■ **Exercise**
Copy out each line of the entries below in which the string "comment" appears.

■ **Extracted data entries**
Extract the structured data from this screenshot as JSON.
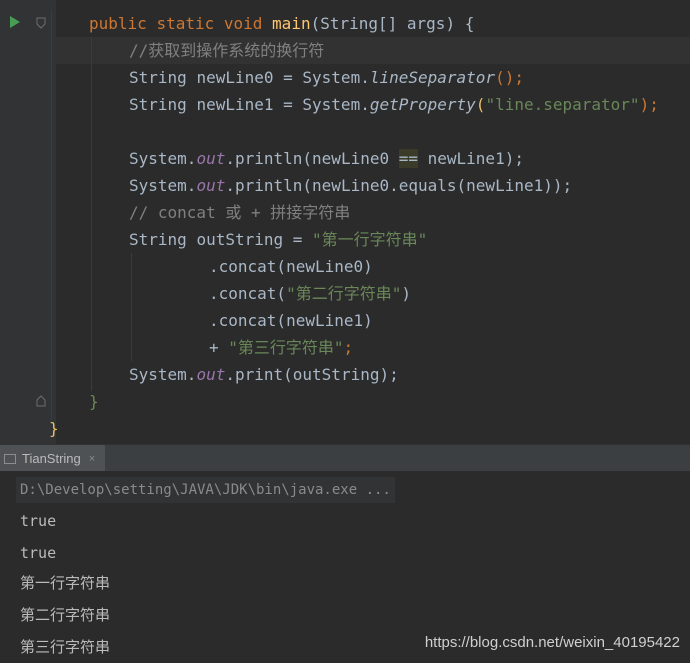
{
  "editor": {
    "lines": [
      {
        "t1": "public",
        "t2": "static",
        "t3": "void",
        "fn": "main",
        "rest": "(String[] args) {"
      },
      {
        "comment": "//获取到操作系统的换行符"
      },
      {
        "type": "String",
        "var": "newLine0 = System.",
        "method": "lineSeparator",
        "tail": "();"
      },
      {
        "type": "String",
        "var": "newLine1 = System.",
        "method": "getProperty",
        "arg": "\"line.separator\"",
        "tail": ");"
      },
      {
        "a": "System.",
        "out": "out",
        "b": ".println(newLine0 ",
        "op": "==",
        "c": " newLine1);"
      },
      {
        "a": "System.",
        "out": "out",
        "b": ".println(newLine0.equals(newLine1));"
      },
      {
        "comment": "// concat 或 + 拼接字符串"
      },
      {
        "type": "String",
        "var": "outString = ",
        "str": "\"第一行字符串\""
      },
      {
        "a": ".concat(newLine0)"
      },
      {
        "a": ".concat(",
        "str": "\"第二行字符串\"",
        "b": ")"
      },
      {
        "a": ".concat(newLine1)"
      },
      {
        "a": "+ ",
        "str": "\"第三行字符串\"",
        "b": ";"
      },
      {
        "a": "System.",
        "out": "out",
        "b": ".print(outString);"
      },
      {
        "brace": "}"
      },
      {
        "brace": "}"
      }
    ]
  },
  "console": {
    "tab_label": "TianString",
    "tab_close": "×",
    "command": "D:\\Develop\\setting\\JAVA\\JDK\\bin\\java.exe ...",
    "output": [
      "true",
      "true",
      "第一行字符串",
      "第二行字符串",
      "第三行字符串"
    ]
  },
  "watermark": "https://blog.csdn.net/weixin_40195422",
  "colors": {
    "background": "#2b2b2b",
    "keyword": "#cc7832",
    "function": "#ffc66d",
    "string": "#6a8759",
    "comment": "#808080",
    "static_field": "#9876aa",
    "run_icon": "#499c54"
  }
}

■ **Task response**
        "comment": "//获取到操作系统的换行符"
        "comment": "// concat 或 + 拼接字符串"
    "comment": "#808080",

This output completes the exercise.